The National Park Service and National Park Foundation are once again joining forces to celebrate and promote National Parks Week, an annual opportunity to invite the American people to get to know the National Parks System a little better.  National Park Week runs April 20-28 and includes the theme, “Did You Know?”, to capture the imagination of visitors or potential visitors and to entice everyone to learn a little more about what we do in parks and communities.

Entrance fees will be waived the five weekdays of National Park Week, Monday, April 22 through Friday, April 26 allowing visitors to explore National Park Service units. “Great Sand Dunes is an amazing destination all year-round,” says Superintendent Lisa Carrico, “So we hope that fee free days will inspire folks to come out and explore.”

During National Parks Week, Great Sand Dunes welcomes visitors to explore the park through a variety of recreational activities: sledding, hiking, sand boarding, picnicking, camping, flying kites, and photography.
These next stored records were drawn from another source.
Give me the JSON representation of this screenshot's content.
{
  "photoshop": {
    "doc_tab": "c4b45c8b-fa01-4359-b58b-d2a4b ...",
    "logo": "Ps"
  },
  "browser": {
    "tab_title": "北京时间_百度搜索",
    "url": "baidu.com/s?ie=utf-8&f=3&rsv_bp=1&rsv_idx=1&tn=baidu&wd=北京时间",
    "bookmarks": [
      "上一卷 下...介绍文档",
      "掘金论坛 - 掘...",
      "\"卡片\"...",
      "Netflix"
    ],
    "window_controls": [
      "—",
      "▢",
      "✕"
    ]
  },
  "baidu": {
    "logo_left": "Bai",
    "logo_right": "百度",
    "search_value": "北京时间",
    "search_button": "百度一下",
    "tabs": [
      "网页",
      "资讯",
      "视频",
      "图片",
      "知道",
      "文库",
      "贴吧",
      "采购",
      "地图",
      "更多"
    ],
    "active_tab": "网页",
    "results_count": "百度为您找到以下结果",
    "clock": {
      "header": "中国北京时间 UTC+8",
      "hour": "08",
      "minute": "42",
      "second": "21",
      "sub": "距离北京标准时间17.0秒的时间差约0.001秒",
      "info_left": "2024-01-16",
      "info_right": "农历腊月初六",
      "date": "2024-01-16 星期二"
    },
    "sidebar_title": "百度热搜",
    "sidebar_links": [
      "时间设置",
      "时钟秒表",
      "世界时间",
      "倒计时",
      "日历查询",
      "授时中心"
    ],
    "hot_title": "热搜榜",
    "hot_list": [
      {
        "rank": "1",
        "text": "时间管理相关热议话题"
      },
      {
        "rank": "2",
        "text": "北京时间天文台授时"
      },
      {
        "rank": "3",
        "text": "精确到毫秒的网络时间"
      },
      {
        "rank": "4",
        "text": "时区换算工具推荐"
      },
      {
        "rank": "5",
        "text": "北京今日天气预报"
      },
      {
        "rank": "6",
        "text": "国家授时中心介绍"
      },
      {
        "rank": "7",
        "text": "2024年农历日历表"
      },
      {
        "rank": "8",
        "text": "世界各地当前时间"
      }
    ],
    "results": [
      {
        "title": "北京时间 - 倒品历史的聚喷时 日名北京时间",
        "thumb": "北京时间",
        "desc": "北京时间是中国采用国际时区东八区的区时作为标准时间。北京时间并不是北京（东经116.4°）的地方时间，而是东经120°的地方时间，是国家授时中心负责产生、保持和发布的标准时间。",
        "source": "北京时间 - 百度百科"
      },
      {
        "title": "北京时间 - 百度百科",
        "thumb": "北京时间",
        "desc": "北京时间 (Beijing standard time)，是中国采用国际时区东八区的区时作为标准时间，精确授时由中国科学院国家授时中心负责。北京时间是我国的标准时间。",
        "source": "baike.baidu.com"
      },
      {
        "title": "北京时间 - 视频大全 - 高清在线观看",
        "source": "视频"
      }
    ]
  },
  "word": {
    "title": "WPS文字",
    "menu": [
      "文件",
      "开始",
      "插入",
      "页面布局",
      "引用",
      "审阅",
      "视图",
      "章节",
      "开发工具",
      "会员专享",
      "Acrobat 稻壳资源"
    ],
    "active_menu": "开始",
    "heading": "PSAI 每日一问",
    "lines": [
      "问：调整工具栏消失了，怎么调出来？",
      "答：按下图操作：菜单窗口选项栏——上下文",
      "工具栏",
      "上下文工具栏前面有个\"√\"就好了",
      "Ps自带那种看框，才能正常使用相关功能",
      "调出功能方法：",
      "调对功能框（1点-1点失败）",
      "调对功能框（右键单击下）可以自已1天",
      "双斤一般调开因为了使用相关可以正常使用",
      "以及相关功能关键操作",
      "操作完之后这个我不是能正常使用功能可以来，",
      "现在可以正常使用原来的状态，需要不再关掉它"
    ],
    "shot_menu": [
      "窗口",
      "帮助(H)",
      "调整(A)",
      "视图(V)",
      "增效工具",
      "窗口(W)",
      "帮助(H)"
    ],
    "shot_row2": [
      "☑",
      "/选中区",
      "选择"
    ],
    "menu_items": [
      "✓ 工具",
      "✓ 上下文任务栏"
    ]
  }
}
Visitors should plan a visit to the Visitor Center during the hours of 9 a.m. to 5:30 p.m. to check out the temporary and permanent exhibits. Staff at the Visitor Center have upgraded the temporary exhibits to include an Archeology interactive exhibit for kids and the young at heart to learn more about what objects have been found at Great Sand Dunes. Visitors will have the opportunity to use archeology tools such as brushes to search for secrets in the sand.

Did you know that Great Sand Dunes National Park has some of the darkest skies in the National Park System? The park is utilizing Visitor Center space to interpret the significance of its Dark Skies and encourage visitors to experience the night at Great Sand Dunes. Star charts are located in the Visitor Center in hopes of inspiring visitors to look for celestial objects after dark in the park.

Be sure to check the park’s website www.nps.gov/grsa for additional information on camping, weather, and other activities in the national park or call the Visitor Center between 9 a.m. and 5 p.m. at 719-378-6399.

Also keep in mind that over 200 national park sites in the system never charge an entrance fee.  If you’re planning a trip that includes multiple national parks, you might consider the $80 annual pass that provides entrance to all national parks, national wildlife refuges, national forests, and many other Federal lands. This America the Beautiful National Parks and Federal Recreational Lands Pass is offered free to all active duty military members and their dependents. Information on these and other pass options is available at www.nps.gov/findapark/passes.htm.